About this exercise: Check every line of the entries for "data", and copy the lines that hold it.
*** Material for the task ***
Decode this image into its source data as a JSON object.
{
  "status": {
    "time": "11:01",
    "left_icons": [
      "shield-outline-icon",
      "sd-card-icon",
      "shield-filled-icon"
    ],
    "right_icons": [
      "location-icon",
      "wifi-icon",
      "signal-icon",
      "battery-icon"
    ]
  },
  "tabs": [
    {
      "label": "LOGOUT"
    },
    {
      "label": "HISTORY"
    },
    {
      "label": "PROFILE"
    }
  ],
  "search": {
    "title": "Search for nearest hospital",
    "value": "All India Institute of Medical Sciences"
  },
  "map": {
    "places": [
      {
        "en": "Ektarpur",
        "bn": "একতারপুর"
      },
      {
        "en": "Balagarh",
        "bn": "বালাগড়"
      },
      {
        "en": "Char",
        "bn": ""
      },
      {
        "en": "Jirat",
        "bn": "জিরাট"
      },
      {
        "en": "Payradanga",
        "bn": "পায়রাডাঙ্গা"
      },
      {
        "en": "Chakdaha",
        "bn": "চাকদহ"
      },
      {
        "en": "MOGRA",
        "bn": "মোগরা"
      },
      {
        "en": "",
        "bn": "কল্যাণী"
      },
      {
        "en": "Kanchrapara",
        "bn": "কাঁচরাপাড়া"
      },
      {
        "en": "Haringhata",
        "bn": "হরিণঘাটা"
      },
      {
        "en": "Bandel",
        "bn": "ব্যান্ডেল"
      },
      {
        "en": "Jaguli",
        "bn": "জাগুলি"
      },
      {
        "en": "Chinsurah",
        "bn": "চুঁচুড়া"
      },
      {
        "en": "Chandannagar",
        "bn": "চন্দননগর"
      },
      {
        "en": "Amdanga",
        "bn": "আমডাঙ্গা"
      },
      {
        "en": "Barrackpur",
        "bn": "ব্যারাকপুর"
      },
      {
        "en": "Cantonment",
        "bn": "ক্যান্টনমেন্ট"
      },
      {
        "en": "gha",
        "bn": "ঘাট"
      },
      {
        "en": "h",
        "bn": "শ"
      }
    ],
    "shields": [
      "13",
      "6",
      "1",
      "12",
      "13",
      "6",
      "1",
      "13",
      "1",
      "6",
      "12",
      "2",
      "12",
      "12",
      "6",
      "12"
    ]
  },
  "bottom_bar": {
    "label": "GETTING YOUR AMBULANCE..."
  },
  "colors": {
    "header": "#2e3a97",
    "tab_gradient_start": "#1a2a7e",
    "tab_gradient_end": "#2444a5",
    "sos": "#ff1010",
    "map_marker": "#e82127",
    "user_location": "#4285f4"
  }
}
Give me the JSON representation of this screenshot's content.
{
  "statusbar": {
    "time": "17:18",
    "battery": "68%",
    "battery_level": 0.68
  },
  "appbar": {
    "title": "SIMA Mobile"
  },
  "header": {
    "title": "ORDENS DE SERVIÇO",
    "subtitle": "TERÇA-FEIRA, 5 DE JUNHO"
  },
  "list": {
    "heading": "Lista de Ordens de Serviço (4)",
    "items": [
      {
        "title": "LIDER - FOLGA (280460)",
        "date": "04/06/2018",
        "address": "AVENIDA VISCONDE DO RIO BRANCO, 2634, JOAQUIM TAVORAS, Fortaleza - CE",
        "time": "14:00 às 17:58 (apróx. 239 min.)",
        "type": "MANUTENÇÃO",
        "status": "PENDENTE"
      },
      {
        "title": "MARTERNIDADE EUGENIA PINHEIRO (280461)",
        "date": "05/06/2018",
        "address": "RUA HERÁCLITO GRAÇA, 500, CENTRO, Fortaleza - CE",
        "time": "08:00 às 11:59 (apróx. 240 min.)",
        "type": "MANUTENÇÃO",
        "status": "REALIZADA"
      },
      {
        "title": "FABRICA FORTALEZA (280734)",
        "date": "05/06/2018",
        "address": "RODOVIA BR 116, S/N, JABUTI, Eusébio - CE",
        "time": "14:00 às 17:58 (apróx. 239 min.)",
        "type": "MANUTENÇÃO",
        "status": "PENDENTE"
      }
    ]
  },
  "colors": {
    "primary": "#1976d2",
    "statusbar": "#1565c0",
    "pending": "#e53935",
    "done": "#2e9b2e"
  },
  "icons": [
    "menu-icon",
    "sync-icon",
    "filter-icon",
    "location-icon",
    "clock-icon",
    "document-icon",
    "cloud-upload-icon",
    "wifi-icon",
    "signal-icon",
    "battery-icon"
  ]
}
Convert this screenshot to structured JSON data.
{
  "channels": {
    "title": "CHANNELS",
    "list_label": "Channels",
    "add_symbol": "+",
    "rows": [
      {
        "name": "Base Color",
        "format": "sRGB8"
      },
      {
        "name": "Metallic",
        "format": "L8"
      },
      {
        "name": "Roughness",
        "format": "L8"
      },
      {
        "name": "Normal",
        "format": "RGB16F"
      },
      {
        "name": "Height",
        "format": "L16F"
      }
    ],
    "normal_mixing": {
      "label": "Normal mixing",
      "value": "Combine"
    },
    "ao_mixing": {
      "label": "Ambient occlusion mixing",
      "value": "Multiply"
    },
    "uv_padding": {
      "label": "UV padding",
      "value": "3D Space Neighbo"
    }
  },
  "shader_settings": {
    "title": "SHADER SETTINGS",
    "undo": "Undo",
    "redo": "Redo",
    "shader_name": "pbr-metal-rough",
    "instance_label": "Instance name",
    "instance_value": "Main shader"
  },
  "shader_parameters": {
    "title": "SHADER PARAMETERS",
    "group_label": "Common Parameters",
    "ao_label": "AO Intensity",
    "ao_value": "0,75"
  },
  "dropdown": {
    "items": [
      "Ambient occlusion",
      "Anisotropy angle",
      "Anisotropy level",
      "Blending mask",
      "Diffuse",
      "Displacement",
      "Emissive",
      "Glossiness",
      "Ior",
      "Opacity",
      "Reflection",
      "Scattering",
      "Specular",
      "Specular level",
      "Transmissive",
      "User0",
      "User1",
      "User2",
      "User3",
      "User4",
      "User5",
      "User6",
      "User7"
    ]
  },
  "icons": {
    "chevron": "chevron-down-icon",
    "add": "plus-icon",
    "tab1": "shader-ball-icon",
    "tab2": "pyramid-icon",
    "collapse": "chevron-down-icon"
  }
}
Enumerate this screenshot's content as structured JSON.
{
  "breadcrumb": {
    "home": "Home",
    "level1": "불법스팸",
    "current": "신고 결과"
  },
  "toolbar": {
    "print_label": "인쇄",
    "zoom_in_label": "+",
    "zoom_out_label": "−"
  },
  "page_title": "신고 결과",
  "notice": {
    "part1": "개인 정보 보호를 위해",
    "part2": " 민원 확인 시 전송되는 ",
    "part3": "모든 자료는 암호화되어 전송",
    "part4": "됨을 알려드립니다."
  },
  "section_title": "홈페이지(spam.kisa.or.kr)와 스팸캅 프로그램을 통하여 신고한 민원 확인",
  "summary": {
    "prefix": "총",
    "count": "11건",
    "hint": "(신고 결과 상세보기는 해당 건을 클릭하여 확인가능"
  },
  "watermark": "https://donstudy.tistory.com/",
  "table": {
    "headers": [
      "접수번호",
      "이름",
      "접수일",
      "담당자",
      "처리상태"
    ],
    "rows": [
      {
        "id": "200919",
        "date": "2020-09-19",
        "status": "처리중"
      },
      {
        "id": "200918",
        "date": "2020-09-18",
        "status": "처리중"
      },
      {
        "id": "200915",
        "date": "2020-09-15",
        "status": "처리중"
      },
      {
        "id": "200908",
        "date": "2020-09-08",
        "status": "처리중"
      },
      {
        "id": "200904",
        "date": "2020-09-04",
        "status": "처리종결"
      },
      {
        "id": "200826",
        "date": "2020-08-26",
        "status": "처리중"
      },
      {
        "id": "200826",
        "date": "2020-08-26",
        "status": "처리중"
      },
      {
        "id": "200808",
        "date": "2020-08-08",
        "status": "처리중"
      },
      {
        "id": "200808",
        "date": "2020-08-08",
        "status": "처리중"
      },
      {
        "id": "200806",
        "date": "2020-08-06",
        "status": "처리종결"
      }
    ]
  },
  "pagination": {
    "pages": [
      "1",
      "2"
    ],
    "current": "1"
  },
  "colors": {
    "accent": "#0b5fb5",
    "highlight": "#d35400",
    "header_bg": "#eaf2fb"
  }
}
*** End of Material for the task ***
Written solution:
Decode this image into its source data as a JSON object.
Convert this screenshot to structured JSON data.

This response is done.